This year was the 200th anniversary for classic composer Ferenc Liszt (Franz Liszt) but there were also some big anniversaries in electronic music too. Budapest’s underground electronic music community celebrated pioneer DJ and godfather of the scene Palotai‘s 50th birthday through the year on several occasions and Chi Recordings also had reason for celebration as they released a compilation for their 10th anniversary. We interviewed a lot of musicians this year, you liked the most Yonderboi on his return, 9b0 on his work processes, Jaffa Surfa on organic house music, ICR on his milestone double album, Sena on her solo project and emerging talent Mongoose on his career story.
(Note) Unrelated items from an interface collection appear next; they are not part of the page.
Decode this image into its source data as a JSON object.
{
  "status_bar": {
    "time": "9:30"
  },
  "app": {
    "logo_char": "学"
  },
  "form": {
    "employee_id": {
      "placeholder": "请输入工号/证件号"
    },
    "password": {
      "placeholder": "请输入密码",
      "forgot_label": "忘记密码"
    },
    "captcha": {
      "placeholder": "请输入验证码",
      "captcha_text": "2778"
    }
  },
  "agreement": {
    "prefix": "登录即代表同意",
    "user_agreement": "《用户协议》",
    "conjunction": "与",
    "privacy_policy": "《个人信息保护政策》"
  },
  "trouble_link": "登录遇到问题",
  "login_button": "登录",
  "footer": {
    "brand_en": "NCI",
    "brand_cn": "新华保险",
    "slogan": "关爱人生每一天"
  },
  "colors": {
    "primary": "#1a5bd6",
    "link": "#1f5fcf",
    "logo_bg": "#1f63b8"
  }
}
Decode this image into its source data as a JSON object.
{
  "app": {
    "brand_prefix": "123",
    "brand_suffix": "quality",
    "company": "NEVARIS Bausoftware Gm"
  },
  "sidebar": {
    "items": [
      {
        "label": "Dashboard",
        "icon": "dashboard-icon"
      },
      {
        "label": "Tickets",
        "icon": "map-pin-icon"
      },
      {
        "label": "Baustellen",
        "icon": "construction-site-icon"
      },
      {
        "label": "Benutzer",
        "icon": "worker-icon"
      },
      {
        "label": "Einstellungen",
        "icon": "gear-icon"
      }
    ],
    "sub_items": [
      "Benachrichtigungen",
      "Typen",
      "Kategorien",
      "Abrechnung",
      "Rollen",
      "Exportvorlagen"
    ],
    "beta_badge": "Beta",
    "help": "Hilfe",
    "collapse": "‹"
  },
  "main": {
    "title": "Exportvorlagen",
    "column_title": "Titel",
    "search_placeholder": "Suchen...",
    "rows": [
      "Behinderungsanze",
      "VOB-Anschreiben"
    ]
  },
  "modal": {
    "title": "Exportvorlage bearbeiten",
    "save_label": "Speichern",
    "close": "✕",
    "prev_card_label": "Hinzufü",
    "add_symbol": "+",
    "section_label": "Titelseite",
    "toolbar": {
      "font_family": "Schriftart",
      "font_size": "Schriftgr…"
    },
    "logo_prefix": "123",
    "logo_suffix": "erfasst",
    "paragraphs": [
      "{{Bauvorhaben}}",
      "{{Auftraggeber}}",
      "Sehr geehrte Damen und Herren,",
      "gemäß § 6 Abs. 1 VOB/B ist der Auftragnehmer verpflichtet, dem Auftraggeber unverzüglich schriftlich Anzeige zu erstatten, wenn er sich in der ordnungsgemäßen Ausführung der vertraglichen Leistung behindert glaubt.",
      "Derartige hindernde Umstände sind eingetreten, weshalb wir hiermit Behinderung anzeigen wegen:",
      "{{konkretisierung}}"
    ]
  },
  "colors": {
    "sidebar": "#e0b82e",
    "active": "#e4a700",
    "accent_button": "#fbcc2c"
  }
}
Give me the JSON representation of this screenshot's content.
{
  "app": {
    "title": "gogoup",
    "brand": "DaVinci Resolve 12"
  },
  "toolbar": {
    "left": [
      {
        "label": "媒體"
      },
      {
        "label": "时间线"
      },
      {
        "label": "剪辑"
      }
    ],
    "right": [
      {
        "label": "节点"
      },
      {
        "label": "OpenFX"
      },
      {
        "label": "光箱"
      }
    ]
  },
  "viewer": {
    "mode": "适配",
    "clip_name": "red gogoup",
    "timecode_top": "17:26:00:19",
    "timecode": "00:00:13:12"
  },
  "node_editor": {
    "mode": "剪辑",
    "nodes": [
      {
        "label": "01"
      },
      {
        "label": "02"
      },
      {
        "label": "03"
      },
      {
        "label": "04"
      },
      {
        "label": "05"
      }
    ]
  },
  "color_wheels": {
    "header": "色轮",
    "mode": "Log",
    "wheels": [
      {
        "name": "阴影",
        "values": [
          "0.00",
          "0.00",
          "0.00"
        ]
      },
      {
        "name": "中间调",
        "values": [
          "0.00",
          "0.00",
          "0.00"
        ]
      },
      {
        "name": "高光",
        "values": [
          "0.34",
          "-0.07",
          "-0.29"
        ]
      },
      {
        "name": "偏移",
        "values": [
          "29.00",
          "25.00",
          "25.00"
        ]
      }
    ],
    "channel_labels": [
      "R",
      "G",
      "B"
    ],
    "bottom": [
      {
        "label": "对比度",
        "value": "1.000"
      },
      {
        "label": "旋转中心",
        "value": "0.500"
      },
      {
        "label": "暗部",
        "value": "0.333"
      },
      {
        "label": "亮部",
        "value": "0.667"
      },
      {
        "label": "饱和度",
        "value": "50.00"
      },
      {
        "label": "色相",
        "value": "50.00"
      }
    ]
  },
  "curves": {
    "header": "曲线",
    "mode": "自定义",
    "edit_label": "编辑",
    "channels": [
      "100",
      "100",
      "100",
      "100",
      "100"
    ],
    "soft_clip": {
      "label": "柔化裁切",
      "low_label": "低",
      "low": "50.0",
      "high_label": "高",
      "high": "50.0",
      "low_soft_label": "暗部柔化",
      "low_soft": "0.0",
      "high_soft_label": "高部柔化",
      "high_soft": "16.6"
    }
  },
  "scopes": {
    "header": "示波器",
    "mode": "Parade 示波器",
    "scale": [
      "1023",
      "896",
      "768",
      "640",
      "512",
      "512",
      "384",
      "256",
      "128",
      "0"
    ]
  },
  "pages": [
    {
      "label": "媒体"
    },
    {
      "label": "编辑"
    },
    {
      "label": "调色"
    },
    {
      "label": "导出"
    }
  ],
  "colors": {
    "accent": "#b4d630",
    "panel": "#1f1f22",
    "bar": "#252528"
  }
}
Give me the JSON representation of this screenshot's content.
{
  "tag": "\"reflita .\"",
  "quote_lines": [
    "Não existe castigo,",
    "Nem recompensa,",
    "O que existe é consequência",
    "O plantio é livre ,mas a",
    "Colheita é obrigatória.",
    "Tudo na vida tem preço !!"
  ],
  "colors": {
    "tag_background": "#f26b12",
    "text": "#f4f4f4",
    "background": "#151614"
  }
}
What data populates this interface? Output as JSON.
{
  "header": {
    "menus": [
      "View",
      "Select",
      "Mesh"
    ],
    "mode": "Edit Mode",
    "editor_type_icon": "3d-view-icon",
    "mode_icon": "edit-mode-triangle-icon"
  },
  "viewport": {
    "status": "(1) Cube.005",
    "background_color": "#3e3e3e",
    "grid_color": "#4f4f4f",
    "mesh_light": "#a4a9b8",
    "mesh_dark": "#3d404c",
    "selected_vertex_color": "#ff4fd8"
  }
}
It’s interesting in Budapest that there are only a few good club spaces but several cool nights. Decknology by TEST completed their mission of pioneering the local electronic music scene with the project surviving for only one year. Not like the other future music-oriented night Space Is Called which was started by DJ Cadik and A38 Ship or the new hipster-magnet Selected Sounds by NVC with live acts such as Caribou, Gold Panda, Nosaj Thing. Electronic Beats had also three very successful sold-out gigs, a Live Special Launch Party and a Festival, followed by an EB Presents party. There were so many other highlights that made this year, gigs to remember by Lamb, Jamie Woon, Darkstar and Shigeto on A38 Ship, Kink in Merlin, Eskmo at Balaton Sound, Crystal Castles at Sziget, Xeno & Oaklander in Roham Bar and so on.
And so many other things like the new Blind Musician EP by the continuously changing abstract hip hop formation Realistic Crew, or My Rorschach by Occam, the electronic solo project of drummer of Zagar. There was another great solo debut of eclectic singer Judie Jay with her Harmony LP. Our new discovery is Berlin based Hungarian producer Dnte with his beautiful wonky debut EP Wake Me Up (listen here).
Two more scenes were growing up and started to establish in Budapest’s underground, the lo-fi bedroom producers might have got more attention but there is a ghetto-tech community going strong, too. We’re looking forward to seeing 2012, it will be great!